Today in turnabout: A Florida man who became an Internet villain after his quest to shut down a child’s lemonade stand went viral is now under investigation for potentially running an unlicensed home business.
Doug Wilkey, 61, has contacted city officials in Dunedin at least four times in the past two years in an attempt to get law enforcement to shut down the lemonade stand operated by his young neighbor, T.J. Guerrero. Wilkey’s complaint, the Tampa Bay Times reported last weekend, is that the lemonade stand is an “‘illegal business’ that causes excessive traffic, noise, trash, illegal parking and other problems that reduce his property values.”
CNN said the city sent a community police officer to look into the complaints, which came only from Wilkey. But after speaking to neighbors, the city concluded that the stand run by Guerrero, who is 12, wasn’t really an issue.
Well. The city of Dunedin’s planning director is finally going to give a robust response to Wilkey’s complaints — except probably not in the way he’d hoped, the Tampa newspaper reported in a follow-up story.
“(Wilkey’s) not following the rules either, or doesn’t seem to be,” planning director Greg Rice told the Times.
Wilkey uses his home address for a business he runs, according to the Times. An anonymous individual brought this to the attention of Rice, who told the paper that he’s in the process of writing a letter to Wilkey, informing him that he needs to purchase a business license and sign an affidavit in order to operate a business within Dunedin city limits. If he doesn’t comply with the ordinance he seems to be violating, Wilkey potentially faces a daily fine, the Times reported.

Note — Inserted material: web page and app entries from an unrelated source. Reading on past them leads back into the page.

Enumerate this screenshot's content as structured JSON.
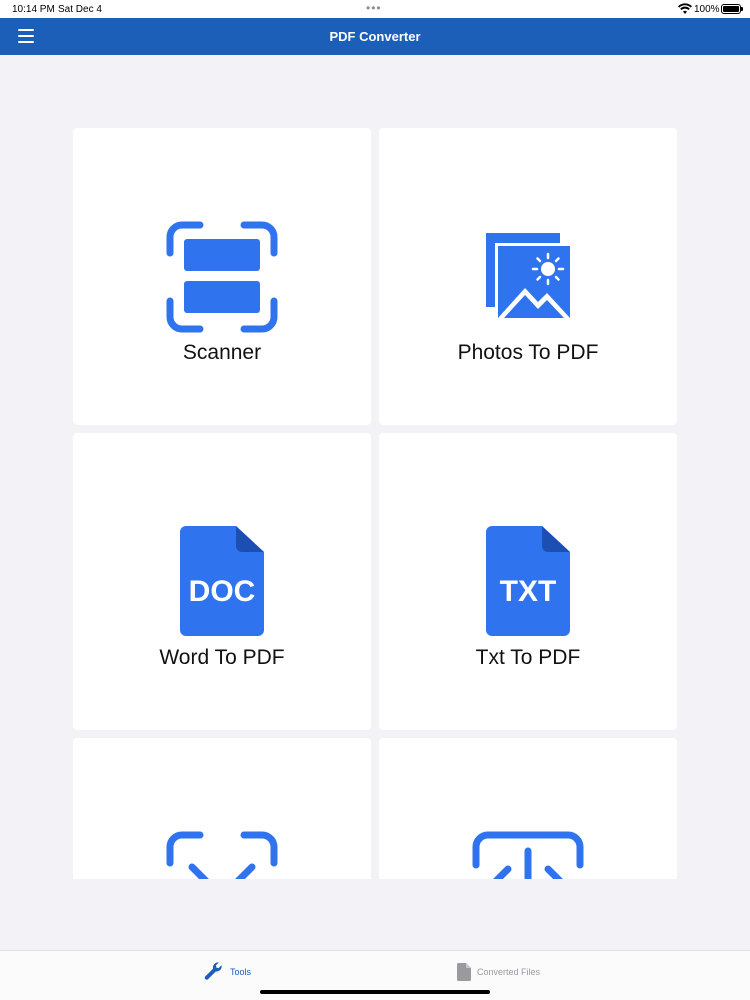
{
  "status_bar": {
    "time": "10:14 PM",
    "date": "Sat Dec 4",
    "battery": "100%"
  },
  "header": {
    "title": "PDF Converter"
  },
  "tools": [
    {
      "label": "Scanner",
      "icon": "scanner-icon"
    },
    {
      "label": "Photos To PDF",
      "icon": "photos-icon"
    },
    {
      "label": "Word To PDF",
      "icon": "doc-file-icon",
      "badge": "DOC"
    },
    {
      "label": "Txt To PDF",
      "icon": "txt-file-icon",
      "badge": "TXT"
    },
    {
      "label": "",
      "icon": "fullscreen-icon"
    },
    {
      "label": "",
      "icon": "upload-icon"
    }
  ],
  "tab_bar": {
    "items": [
      {
        "label": "Tools",
        "icon": "wrench-icon",
        "active": true
      },
      {
        "label": "Converted Files",
        "icon": "document-icon",
        "active": false
      }
    ]
  },
  "colors": {
    "accent": "#1b5fb8",
    "icon_blue": "#2f74ee",
    "background": "#f2f2f7"
  }
}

Guerrero’s lemonade stand — still in operation, despite Wilkey’s efforts to shut it down — charges $1 for a glass of lemonade and 50 cents for a cookie. The 12-year-old operates his stand on a busy street corner in his neighborhood, with the permission of the corner house’s owners.

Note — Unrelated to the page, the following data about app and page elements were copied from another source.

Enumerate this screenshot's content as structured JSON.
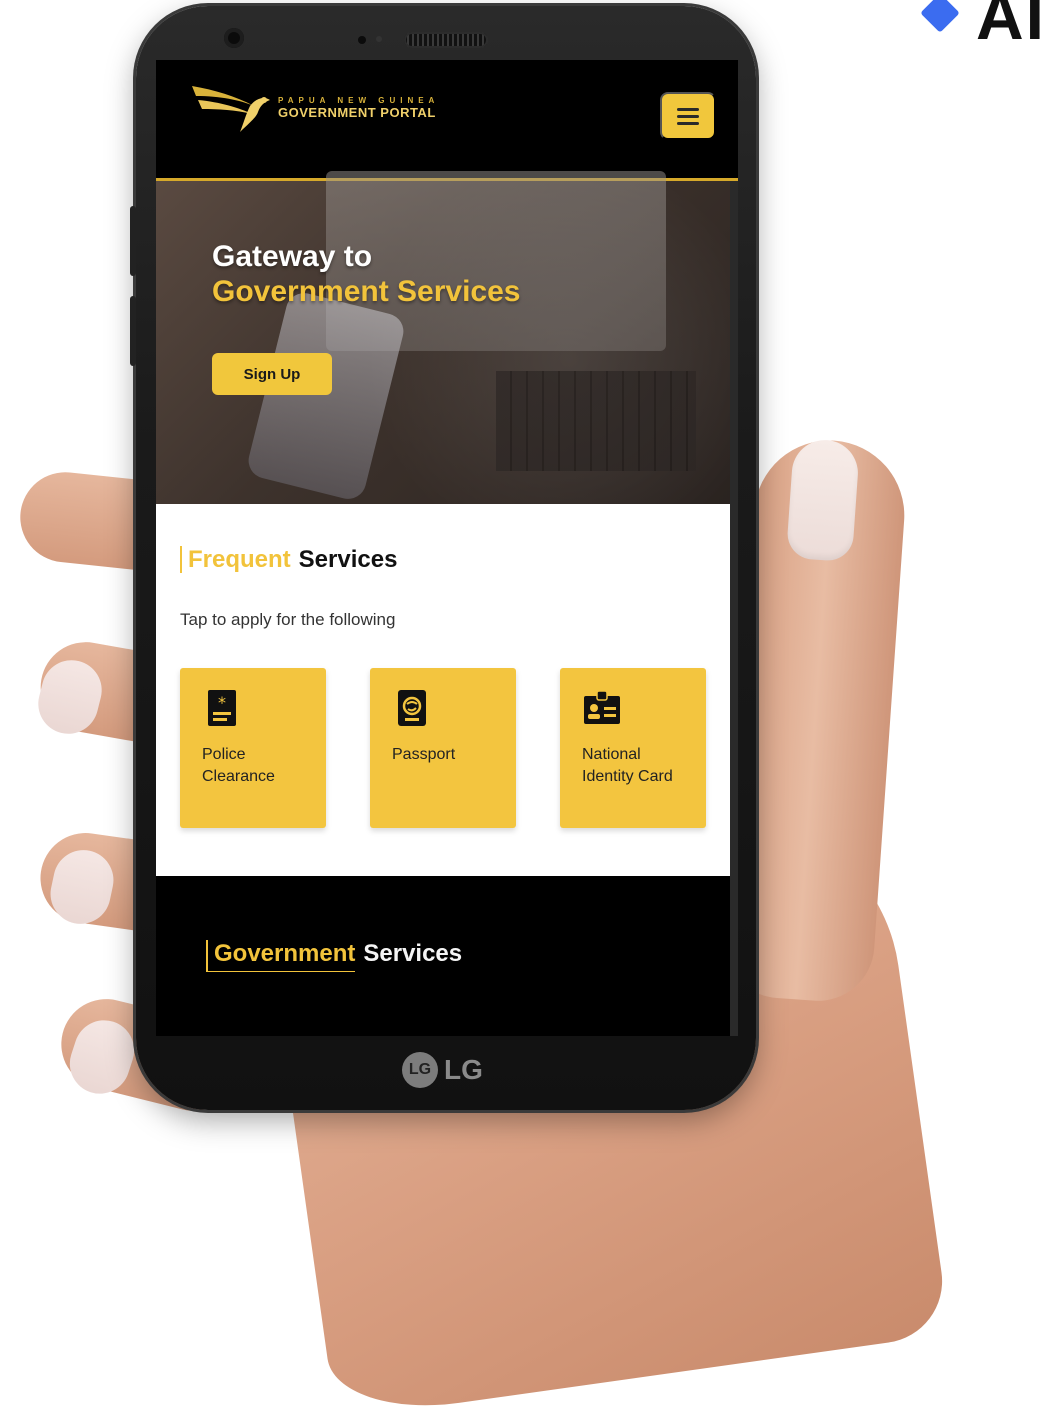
{
  "corner_logo": {
    "text": "AI"
  },
  "device": {
    "brand": "LG",
    "brand_symbol": "LG"
  },
  "header": {
    "logo_small": "PAPUA NEW GUINEA",
    "logo_big": "GOVERNMENT PORTAL",
    "menu_icon": "hamburger-icon"
  },
  "hero": {
    "title_line1": "Gateway to",
    "title_line2": "Government Services",
    "signup_label": "Sign Up"
  },
  "frequent": {
    "title_accent": "Frequent",
    "title_rest": "Services",
    "subtitle": "Tap to apply for the following",
    "cards": [
      {
        "label": "Police Clearance",
        "icon": "police-clearance-icon"
      },
      {
        "label": "Passport",
        "icon": "passport-icon"
      },
      {
        "label": "National Identity Card",
        "icon": "id-card-icon"
      }
    ]
  },
  "government": {
    "title_accent": "Government",
    "title_rest": "Services"
  },
  "colors": {
    "accent": "#f2c33b",
    "card": "#f3c53f",
    "dark": "#000000"
  }
}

And business is booming now that Wilkey’s complaints have made international news; Guerrero even has the support of a local radio host who, among other things, sent a staffer to help him handle all the extra business.
The kid earned extra points for what he’s done with his increased profits, which include donations from strangers who can’t visit the stand: He took his mom out to dinner, the Times reported. Most of the money will go into savings, and his family is looking into donating some of the money to charity.